Task objective: Please provide the entries below again, word for word.

The data:

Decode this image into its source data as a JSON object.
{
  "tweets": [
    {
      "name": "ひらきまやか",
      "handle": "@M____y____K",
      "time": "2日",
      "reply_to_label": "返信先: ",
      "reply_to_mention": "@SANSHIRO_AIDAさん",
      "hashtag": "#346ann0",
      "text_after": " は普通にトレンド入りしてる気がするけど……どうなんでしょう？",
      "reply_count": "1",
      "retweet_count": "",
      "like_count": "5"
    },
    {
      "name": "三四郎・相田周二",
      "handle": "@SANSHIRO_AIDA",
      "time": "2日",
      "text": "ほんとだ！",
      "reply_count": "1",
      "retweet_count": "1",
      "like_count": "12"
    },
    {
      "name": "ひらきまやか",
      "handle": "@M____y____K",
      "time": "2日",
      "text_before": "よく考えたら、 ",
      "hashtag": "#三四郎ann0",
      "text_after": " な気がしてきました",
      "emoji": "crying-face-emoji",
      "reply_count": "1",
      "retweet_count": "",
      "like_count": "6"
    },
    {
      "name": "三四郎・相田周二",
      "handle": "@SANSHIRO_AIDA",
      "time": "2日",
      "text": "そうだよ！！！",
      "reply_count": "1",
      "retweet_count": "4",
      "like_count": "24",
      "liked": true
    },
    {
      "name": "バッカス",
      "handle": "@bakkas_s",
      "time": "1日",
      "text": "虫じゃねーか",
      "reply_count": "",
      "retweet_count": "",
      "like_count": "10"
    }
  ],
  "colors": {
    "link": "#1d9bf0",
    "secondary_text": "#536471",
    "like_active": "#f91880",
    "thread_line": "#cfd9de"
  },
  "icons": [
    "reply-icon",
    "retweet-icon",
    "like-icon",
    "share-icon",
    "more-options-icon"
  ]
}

Reply:
Decode this image into its source data as a JSON object.
{
  "tweets": [
    {
      "name": "ひらきまやか",
      "handle": "@M____y____K",
      "time": "2日",
      "reply_to_label": "返信先: ",
      "reply_to_mention": "@SANSHIRO_AIDAさん",
      "hashtag": "#346ann0",
      "text_after": " は普通にトレンド入りしてる気がするけど……どうなんでしょう？",
      "reply_count": "1",
      "retweet_count": "",
      "like_count": "5"
    },
    {
      "name": "三四郎・相田周二",
      "handle": "@SANSHIRO_AIDA",
      "time": "2日",
      "text": "ほんとだ！",
      "reply_count": "1",
      "retweet_count": "1",
      "like_count": "12"
    },
    {
      "name": "ひらきまやか",
      "handle": "@M____y____K",
      "time": "2日",
      "text_before": "よく考えたら、 ",
      "hashtag": "#三四郎ann0",
      "text_after": " な気がしてきました",
      "emoji": "crying-face-emoji",
      "reply_count": "1",
      "retweet_count": "",
      "like_count": "6"
    },
    {
      "name": "三四郎・相田周二",
      "handle": "@SANSHIRO_AIDA",
      "time": "2日",
      "text": "そうだよ！！！",
      "reply_count": "1",
      "retweet_count": "4",
      "like_count": "24",
      "liked": true
    },
    {
      "name": "バッカス",
      "handle": "@bakkas_s",
      "time": "1日",
      "text": "虫じゃねーか",
      "reply_count": "",
      "retweet_count": "",
      "like_count": "10"
    }
  ],
  "colors": {
    "link": "#1d9bf0",
    "secondary_text": "#536471",
    "like_active": "#f91880",
    "thread_line": "#cfd9de"
  },
  "icons": [
    "reply-icon",
    "retweet-icon",
    "like-icon",
    "share-icon",
    "more-options-icon"
  ]
}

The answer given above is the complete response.